When students are taught the concept of parallel lines in geometry, instructors often ask their classrooms to envision train tracks receding into the landscape. Horizontal channels can be imagined in a similar fashion, where two trend lines form to denote equal highs and lows in an asset’s price chart. In other words, horizontal channels help illustrate when buying and selling pressure are contained within a specific range with no prevailing direction, i.e. nothing to significantly rally bullish or bearish traders.
With trend channels, the upper line represents the resistance level, or ceiling, while the lower one represents the support level, or floor. Before establishing a horizontal channel, an asset’s price must record at least two instances of hitting these high and low values to determine if a pattern exists. The strength and reliability of these trend lines in turn depend on how many times an asset’s price reaches and deflects from the floor and ceiling of the established channel.
Asset prices, sometimes referred to as “sideways” market movement, are fixed in horizontal channels, and in fact, fluctuate between these peaks and lows. This results in “choppy” or “zigzagging” charts that bounce between the resistance (high) and support (low) levels. Over time, this can result in price consolidation as highs and lows spiral towards a mean value, or the market gains enough momentum upward or downward to break the cycle.
Trading within the horizontal channel
In an established horizontal channel, the most common strategy is to buy an asset when its price reaches the support, and to sell when it reaches its resistance. Since horizontal channels suggest a price is more likely to rebound from these levels than breakthrough, this strategy is a derivative of the age-old “buy low, sell high” mindset.
Some traders are prone to enter the market only after a rebound. However, it’s still important to watch for any signs of a potential breakout. Here, users can opt to place a Stop Loss above the upper line, or below the lower line to mitigate the risk.

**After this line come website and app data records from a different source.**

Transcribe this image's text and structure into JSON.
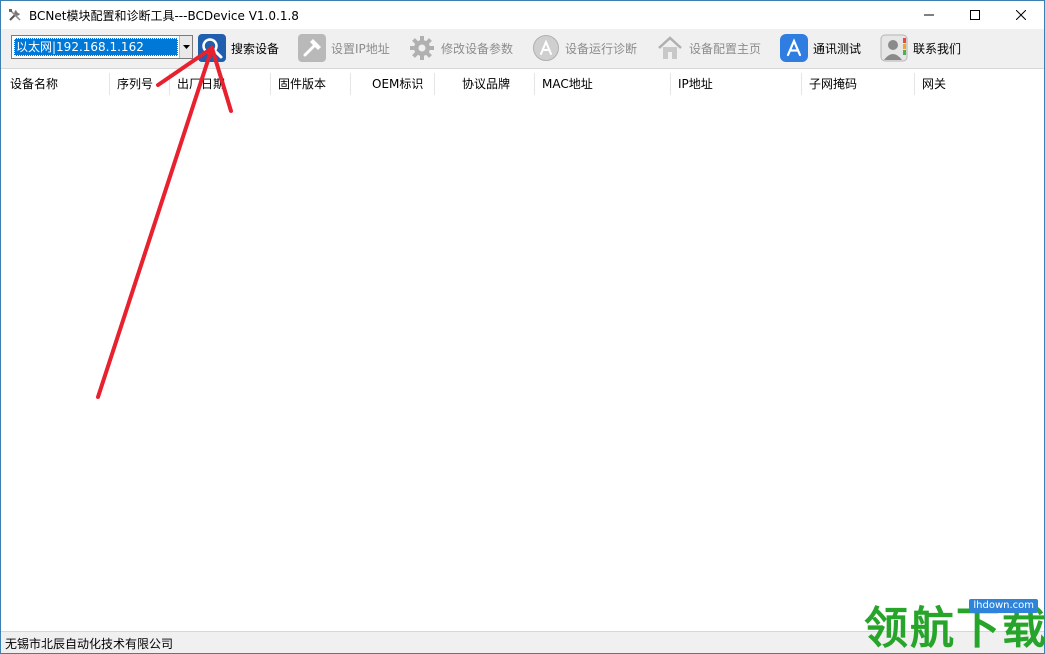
{
  "window": {
    "title": "BCNet模块配置和诊断工具---BCDevice V1.0.1.8",
    "icon": "tools-icon",
    "controls": [
      "minimize-icon",
      "maximize-icon",
      "close-icon"
    ]
  },
  "toolbar": {
    "interface_combo": {
      "value": "以太网|192.168.1.162"
    },
    "buttons": [
      {
        "label": "搜索设备",
        "icon": "search-icon",
        "enabled": true
      },
      {
        "label": "设置IP地址",
        "icon": "hammer-icon",
        "enabled": false
      },
      {
        "label": "修改设备参数",
        "icon": "gear-icon",
        "enabled": false
      },
      {
        "label": "设备运行诊断",
        "icon": "app-store-icon",
        "enabled": false
      },
      {
        "label": "设备配置主页",
        "icon": "home-icon",
        "enabled": false
      },
      {
        "label": "通讯测试",
        "icon": "app-store-icon",
        "enabled": true
      },
      {
        "label": "联系我们",
        "icon": "contact-icon",
        "enabled": true
      }
    ]
  },
  "table": {
    "columns": [
      "设备名称",
      "序列号",
      "出厂日期",
      "固件版本",
      "OEM标识",
      "协议品牌",
      "MAC地址",
      "IP地址",
      "子网掩码",
      "网关"
    ],
    "rows": []
  },
  "statusbar": {
    "text": "无锡市北辰自动化技术有限公司"
  },
  "watermark": {
    "text": "领航下载",
    "url": "lhdown.com"
  },
  "colors": {
    "selection": "#0078d7",
    "annotation_arrow": "#e8212e",
    "watermark_green": "#27a52a",
    "search_icon_bg": "#1f5fae"
  }
}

The examples below help illustrate how these scenarios can play out in practice.
In the chart above, the DASH price is trading in a $117-$154 range, with several recorded data points showing the price’s commitment to this channel. In this case, traders may choose to open a Short Position when the price reaches the green line, in anticipation of prices dipping back toward the support. Additionally, they can elect to deploy Stop Losses above the resistance level, or below the support line, to help protect against potential price breakouts.
When the price is meandering within the horizontal channel, traders will closely monitor each movement, and respond accordingly as it approaches the resistance or support line. The goal for many users is to be ready for a potential breakout.
Horizontal channel breakout
Due to the “sideways” price movement associated with horizontal channels, many traders view these periods of relative stability as a temporary pause in a prevailing trend. This can also be interpreted as a “calm” in price activity before a major upward or downward trend resumes. Because of this, horizontal channels are often considered neutral patterns that could break in either direction.
When the price breaks above the resistance level, it is a potential signal for further upward movement. Conversely, if the asset value breaks below the support level, a sell signal is generated. Depending on the momentum behind these initial swings, an asset can stand to see varying degrees of bullish and bearish fluctuations in its price.
In the chart above, the red arrows indicate where the DASH price broke out of its support level, only to find itself in another horizontal trend channel. In this scenario, the breakout was accompanied by an increase in trading volume, which suggests that bearish participants have stepped up pressure near the support level. Price breakouts are often convenient entry points for traders looking to benefit from the current market direction.
To confirm if a breakout is valid, users will rely on technical indicators, such as trading volume, to determine if the market is poised to continue its trajectory. Other technical analysis tools include relative strength index (RSI), stochastic, or average directional index (ADX), which can be used to determine trend strength and isolate potential turning points.
Since many factors can inform the rise or fall of an asset’s market valuation, it’s important to cross check any hunches with thorough research and analysis. In turn, conducting a clear-eyed personal risk assessment before responding to the latest movement can also help keep emotions in check and work to avoid getting carried away by the market.